Project description:OBJECTIVES:Cardiogenic shock (CS) complicating ST-elevation myocardial infarction (STEMI) carries an extremely high mortality. The clinical pattern of this life threatening complication has never been described in Malaysian setting. This study is to investigate the incidence, clinical characteristics and outcome of STEMI patients with CS in our population. DESIGN:A retrospective analysis of STEMI patients from 18 hospitals across Malaysia contributing to the Malaysian National Cardiovascular Database-acute coronary syndrome) registry (NCVD-ACS) year 2006-2013. PARTICIPANTS:16?517 patients diagnosed of STEMI from 18 hospitals in Malaysia from the year 2006 to 2013. PRIMARY OUTCOME MEASURES:In-hospital and 30?day post-discharge mortality. RESULTS:CS complicates 10.6% of all STEMIs in this study.
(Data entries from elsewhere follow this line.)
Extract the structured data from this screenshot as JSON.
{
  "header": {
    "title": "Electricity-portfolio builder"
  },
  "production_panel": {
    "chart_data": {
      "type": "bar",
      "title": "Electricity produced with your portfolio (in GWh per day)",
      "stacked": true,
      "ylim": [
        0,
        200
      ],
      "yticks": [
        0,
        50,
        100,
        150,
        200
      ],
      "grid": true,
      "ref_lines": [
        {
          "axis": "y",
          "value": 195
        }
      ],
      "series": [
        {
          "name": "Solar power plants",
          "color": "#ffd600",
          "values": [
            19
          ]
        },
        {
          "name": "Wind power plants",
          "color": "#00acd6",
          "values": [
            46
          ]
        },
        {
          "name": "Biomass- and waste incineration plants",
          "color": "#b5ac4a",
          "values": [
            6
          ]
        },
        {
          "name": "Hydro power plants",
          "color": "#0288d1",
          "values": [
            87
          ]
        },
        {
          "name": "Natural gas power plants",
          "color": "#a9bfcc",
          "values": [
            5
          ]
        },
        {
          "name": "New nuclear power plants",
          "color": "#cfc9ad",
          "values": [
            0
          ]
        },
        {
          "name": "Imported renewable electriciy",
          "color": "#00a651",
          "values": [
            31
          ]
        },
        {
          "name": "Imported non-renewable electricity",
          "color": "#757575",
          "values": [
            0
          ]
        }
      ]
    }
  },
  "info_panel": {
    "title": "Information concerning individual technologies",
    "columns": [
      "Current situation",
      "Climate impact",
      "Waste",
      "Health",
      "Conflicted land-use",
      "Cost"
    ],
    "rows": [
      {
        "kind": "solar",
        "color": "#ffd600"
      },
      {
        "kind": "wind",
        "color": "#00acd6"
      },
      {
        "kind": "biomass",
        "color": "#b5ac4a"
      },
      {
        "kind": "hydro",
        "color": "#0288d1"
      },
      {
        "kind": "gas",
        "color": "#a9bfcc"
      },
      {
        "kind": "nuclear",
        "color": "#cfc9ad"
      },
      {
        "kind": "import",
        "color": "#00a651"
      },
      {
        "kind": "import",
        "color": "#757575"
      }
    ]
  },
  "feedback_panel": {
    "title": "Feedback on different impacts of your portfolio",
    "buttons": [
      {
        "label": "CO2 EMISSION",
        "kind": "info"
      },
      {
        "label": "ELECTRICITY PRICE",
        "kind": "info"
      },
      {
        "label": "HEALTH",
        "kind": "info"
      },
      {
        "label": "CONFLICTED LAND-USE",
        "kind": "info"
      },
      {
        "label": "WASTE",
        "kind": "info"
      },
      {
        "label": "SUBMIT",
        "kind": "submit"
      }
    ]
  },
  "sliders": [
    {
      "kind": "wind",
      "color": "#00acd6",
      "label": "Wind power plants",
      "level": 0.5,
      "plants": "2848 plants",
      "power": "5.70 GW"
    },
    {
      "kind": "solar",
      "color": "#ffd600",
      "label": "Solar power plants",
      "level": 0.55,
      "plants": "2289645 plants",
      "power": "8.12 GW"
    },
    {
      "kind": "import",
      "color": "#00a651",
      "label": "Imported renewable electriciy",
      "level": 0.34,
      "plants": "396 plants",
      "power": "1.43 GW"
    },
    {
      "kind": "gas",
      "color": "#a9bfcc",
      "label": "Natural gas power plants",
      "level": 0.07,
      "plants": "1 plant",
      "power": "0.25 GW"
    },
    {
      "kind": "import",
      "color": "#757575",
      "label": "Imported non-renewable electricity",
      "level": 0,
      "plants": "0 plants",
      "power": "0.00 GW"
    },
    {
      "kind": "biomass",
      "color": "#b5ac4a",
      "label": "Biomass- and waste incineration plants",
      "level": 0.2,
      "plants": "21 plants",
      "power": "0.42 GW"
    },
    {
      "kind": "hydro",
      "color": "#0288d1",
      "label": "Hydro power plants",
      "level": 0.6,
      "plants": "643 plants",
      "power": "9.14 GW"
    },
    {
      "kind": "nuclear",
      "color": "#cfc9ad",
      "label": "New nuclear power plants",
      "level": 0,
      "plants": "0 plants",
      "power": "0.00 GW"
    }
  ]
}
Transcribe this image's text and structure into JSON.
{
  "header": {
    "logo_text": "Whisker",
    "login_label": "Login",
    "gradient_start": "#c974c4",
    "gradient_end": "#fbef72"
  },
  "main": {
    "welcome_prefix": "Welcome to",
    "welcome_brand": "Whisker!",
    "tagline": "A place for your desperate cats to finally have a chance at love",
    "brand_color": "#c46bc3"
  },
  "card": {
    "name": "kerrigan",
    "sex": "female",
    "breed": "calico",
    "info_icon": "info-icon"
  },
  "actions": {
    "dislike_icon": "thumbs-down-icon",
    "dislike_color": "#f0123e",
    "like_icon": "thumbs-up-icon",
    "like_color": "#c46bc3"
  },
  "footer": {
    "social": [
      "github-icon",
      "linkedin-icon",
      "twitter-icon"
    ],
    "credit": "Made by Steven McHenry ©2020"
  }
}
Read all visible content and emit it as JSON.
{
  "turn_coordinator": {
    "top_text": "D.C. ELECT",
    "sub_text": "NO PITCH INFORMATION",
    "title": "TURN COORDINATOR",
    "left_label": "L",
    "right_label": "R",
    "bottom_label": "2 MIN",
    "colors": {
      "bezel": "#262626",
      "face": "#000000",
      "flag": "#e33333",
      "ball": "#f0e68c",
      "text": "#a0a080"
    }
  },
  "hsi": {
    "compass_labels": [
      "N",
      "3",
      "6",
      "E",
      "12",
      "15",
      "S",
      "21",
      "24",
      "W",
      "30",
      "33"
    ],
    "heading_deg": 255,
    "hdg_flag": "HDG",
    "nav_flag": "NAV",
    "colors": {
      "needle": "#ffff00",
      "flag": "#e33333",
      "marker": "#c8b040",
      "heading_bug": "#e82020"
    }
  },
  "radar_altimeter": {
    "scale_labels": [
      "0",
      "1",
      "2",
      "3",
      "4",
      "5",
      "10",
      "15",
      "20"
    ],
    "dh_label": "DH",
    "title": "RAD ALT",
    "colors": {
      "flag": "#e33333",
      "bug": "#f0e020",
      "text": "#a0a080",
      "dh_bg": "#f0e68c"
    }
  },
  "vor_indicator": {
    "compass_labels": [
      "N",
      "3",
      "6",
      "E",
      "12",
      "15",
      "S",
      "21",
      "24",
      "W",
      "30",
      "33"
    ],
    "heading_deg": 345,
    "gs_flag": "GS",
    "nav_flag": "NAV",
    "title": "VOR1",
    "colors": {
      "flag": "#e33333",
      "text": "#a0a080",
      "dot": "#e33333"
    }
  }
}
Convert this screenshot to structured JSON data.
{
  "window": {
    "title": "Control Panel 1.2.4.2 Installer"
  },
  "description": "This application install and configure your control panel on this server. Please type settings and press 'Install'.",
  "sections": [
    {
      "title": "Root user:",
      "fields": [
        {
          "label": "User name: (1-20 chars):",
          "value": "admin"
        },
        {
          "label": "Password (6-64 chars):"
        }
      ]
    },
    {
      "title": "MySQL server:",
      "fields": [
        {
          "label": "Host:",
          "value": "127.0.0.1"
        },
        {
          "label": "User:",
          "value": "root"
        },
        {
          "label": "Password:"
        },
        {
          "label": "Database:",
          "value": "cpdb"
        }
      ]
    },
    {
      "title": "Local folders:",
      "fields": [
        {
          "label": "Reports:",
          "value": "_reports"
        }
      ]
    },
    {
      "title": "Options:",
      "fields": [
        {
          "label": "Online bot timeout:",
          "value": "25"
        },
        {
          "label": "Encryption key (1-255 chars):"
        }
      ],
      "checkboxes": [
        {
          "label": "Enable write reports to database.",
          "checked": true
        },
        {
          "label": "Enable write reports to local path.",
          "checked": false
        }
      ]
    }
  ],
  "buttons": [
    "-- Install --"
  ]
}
They had unfavourable premorbid conditions and poor outcomes. The in-hospital mortality rate was 34.1% which translates into a 7.14 times mortality risk increment compared with STEMI without CS. Intravenous thrombolysis remained as the main urgent reperfusion modality. Percutaneous coronary interventions (PCI) in CS conferred a 40% risk reduction over non-invasive therapy but were only done in 33.6% of cases. Age over 65, diabetes mellitus, hypertension, chronic lung and kidney disease conferred higher risk of mortality. CONCLUSION:Mortality rates of CS complicating STEMI in Malaysia are high. In-hospital PCI confers a 40% mortality risk reduction but the rate of PCI among our patients with CS complicating STEMI is still low. Efforts are being made to increase access to invasive therapy for these patients.